Our solution is to create outreach projects to bring free yoga classes, taught by teachers trained in trauma-informed practices, to organizations and institutions that serve under-resourced communities. In the process, we work with counselors and administrators at these organizations to demonstrate and discuss the efficacy of including yoga in their programming. We provide the equipment, teachers, and appropriate education about yoga so that the institutions we serve become “yoga-friendly” and those they serve to look forward to and take advantage of the sessions. To date, the organizations we serve have found that yoga has “stuck to the walls” and they are able to create a reflective space (in a cafeteria, a meeting room, or a day room) where stress is released and participants discover strength, balance, flexibility, and present-moment awareness. In our Studio, we complement these outreach efforts by offering BIPOC community yoga and Queer/Trans yoga classes as well.
Are you partnering with other organizations to deliver this program, specific services, or advance your overall mission?
Breathing Space has extensive partnership relationships in Hampshire and Hampden counties and nationally. Some of those partners include:
- Community Foundation of Western Massachusetts, Springfield
- Gandara, Holyoke
- Mental Health Association GRIT Program, Holyoke
- RFK South Hadley Girl’s Treatment Program, South Hadley
- Stonybrook Stabilization & Treatment Center, Ludlow
- The Ethnic Study, Springfield
- Western Mass Recovery & Wellness Center, Springfield
- Western Mass Regional Women’s Correctional Center, Chicopee
- Prison Yoga Project
- Yoga of 12 Step Recovery
- Give Back Yoga Foundation
- The Movement for Black Lives

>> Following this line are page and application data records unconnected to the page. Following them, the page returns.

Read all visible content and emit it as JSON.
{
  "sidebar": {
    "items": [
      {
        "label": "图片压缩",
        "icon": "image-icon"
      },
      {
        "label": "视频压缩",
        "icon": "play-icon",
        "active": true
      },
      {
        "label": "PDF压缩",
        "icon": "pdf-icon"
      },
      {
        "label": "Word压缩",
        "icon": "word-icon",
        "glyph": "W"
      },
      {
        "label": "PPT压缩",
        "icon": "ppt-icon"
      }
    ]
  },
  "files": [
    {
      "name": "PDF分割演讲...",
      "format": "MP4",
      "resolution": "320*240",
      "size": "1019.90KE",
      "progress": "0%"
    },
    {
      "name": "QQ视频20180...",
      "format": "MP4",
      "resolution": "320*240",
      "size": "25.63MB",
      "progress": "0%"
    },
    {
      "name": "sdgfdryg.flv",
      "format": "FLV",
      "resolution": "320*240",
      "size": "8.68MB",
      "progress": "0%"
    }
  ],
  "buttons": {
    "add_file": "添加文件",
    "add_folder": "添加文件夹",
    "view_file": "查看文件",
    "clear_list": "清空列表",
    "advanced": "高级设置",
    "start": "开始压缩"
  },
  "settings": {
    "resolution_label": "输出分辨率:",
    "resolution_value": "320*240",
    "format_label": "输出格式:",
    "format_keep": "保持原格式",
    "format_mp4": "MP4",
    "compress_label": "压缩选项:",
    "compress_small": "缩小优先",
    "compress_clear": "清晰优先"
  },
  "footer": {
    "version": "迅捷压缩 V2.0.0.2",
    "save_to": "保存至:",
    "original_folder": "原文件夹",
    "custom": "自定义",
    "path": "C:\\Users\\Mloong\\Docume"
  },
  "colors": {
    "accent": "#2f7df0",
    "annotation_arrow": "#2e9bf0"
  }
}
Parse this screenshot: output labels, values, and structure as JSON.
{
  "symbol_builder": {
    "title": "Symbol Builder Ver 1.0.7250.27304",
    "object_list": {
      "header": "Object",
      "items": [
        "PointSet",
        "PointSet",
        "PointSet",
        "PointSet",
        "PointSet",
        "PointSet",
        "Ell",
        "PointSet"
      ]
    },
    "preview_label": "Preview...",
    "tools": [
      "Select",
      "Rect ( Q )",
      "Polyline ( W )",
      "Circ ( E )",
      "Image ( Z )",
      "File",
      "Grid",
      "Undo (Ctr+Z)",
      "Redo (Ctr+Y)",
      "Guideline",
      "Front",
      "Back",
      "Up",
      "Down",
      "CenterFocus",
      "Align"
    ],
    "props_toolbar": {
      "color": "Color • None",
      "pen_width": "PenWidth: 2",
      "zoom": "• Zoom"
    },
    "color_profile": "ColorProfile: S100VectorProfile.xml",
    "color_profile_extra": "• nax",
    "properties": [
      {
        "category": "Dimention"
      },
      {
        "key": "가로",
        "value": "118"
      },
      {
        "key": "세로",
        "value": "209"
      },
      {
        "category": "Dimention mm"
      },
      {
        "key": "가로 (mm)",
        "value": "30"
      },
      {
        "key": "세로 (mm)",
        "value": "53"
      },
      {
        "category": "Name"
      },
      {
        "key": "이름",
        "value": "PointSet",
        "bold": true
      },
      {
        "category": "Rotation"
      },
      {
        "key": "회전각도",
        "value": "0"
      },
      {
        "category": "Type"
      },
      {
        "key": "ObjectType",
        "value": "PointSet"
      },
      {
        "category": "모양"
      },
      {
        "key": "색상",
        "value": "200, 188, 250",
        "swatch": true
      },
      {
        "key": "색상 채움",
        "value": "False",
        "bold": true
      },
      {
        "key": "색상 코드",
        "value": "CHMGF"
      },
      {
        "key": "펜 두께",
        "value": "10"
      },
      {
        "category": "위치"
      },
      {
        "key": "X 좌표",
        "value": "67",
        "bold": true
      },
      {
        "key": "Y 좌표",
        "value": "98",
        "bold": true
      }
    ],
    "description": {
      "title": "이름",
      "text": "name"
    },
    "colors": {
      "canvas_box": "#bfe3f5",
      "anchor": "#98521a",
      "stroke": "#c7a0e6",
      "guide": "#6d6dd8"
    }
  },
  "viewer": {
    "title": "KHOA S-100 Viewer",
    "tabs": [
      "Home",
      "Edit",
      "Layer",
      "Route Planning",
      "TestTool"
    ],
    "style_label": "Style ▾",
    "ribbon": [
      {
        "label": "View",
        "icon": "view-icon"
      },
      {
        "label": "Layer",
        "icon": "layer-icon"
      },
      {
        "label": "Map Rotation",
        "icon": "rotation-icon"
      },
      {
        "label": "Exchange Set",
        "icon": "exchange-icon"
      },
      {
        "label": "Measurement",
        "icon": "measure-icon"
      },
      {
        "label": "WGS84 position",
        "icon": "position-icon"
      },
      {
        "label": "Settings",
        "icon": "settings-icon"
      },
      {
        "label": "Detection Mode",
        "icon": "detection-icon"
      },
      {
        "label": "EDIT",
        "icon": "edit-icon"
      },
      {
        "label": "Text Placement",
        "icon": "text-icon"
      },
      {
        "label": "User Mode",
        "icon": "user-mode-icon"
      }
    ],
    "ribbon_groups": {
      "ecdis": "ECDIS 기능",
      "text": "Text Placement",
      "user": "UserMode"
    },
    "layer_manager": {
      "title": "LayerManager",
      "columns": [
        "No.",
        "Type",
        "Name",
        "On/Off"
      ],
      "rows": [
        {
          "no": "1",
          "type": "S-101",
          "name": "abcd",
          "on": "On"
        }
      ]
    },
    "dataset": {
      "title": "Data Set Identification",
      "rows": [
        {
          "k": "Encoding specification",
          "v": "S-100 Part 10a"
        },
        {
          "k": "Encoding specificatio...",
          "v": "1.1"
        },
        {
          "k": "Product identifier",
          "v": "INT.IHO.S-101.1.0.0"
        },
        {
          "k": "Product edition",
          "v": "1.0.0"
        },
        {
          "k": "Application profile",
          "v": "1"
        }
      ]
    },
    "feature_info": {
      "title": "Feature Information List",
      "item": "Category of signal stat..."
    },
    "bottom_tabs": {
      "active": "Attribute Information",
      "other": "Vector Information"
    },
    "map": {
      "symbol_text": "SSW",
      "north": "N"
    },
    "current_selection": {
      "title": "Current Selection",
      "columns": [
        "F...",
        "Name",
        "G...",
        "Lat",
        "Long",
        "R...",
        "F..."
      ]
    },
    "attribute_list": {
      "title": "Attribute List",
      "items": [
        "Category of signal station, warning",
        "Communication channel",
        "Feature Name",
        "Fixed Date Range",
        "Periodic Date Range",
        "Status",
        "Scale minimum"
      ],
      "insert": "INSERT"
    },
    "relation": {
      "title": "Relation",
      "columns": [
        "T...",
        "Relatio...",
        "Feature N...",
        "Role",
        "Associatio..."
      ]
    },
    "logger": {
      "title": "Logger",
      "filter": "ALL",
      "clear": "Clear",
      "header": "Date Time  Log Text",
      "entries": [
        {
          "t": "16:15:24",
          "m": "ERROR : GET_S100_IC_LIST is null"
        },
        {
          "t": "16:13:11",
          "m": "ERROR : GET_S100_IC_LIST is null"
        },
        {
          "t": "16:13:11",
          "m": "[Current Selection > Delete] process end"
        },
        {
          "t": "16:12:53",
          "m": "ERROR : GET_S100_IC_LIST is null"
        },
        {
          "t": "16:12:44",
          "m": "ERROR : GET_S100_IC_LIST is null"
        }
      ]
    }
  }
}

Dawgert, Sarah. (2009). Substance use and sexual violence: Building prevention and intervention responses. A guide for counselors and advocates. Pennsylvania Coalition Against Rape. https://pcar.org/sites/default/files/pages-pdf/substance_use_and_sexual_violence.pdf